Sunday, March 31, 2024

"The Purpose Of A System Is What It Does..."

From Forbes Magazine, September 13, 2021:

The Purpose Of A System Is What It Does, Not What It Claims To Do 

Stafford Beer, British theorist, consultant, and professor at the Manchester Business School, coined and frequently used the phrase “The purpose of a system is what it does” (POSIWID) to explain that the observed purpose of a system is often at odds with the intentions of those who design, operate, and promote it. For example, applying POSIWID, one might ask if the purpose of an education system is to help children grow into well-rounded individuals, or is it to train them to pass tests? “There is after all,” Beer observed, “no point in claiming that the purpose of a system is to do what it constantly fails to do.”

POSIWID stands above judgement and partisan opinion when considering any system - all one has to do is take note of its actions and outputs. And when those actions and outputs don’t align with what the system claims as its purpose, it jeopardizes the trust, confidence, and loyalty of those who work inside the system and those whom the system purports to serve....


Using this heuristic to look at systems like education or government helps focus on the fact that in a system, as opposed, possibly, to a one-off event, the result is the reality to focus upon. 

Reality is not the intentions of the systems designers and the systems implementers and reality is surely not the protestations or explanations, excuses or justifications that surround most human endeavors.

The end result of a system, is what the system is meant to do. For the rest it is hard to put it better than:

"Ils ne se servent de la pensée que pour autoriser leurs injustices,
et emploient les paroles que pour déguiser leurs pensées"
François-Marie Arouet--'Voltaire', Dialogue xiv. Le Chapon et la Poularde (1766).
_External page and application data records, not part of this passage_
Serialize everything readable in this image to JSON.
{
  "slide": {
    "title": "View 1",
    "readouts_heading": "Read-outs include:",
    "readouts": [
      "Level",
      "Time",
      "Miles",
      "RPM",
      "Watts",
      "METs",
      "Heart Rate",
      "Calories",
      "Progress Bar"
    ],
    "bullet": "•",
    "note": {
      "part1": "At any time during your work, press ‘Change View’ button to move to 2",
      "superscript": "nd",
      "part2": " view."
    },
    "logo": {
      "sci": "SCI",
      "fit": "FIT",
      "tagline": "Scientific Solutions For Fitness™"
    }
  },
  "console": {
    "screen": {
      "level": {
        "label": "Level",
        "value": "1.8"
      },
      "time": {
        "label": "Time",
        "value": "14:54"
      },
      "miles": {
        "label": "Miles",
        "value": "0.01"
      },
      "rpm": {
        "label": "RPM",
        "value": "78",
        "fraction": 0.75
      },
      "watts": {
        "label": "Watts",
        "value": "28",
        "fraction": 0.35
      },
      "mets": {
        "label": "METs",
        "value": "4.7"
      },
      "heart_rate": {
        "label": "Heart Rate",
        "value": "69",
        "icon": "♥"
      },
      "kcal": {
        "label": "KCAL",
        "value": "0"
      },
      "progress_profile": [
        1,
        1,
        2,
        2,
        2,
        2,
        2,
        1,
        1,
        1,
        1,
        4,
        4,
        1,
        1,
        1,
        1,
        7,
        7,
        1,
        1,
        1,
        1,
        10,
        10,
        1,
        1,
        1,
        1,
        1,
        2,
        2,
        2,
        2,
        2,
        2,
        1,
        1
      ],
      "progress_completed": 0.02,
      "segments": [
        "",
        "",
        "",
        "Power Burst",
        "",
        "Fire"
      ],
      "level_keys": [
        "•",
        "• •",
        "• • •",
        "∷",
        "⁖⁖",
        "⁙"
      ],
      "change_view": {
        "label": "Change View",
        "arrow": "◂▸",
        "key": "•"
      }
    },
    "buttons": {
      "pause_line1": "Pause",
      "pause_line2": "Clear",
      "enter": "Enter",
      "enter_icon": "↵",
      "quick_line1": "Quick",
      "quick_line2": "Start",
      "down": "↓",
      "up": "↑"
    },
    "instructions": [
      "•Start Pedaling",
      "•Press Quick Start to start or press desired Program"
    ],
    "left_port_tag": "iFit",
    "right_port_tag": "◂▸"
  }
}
"Men use thought only to justify their wrong doings, and employ speech only to conceal their thoughts"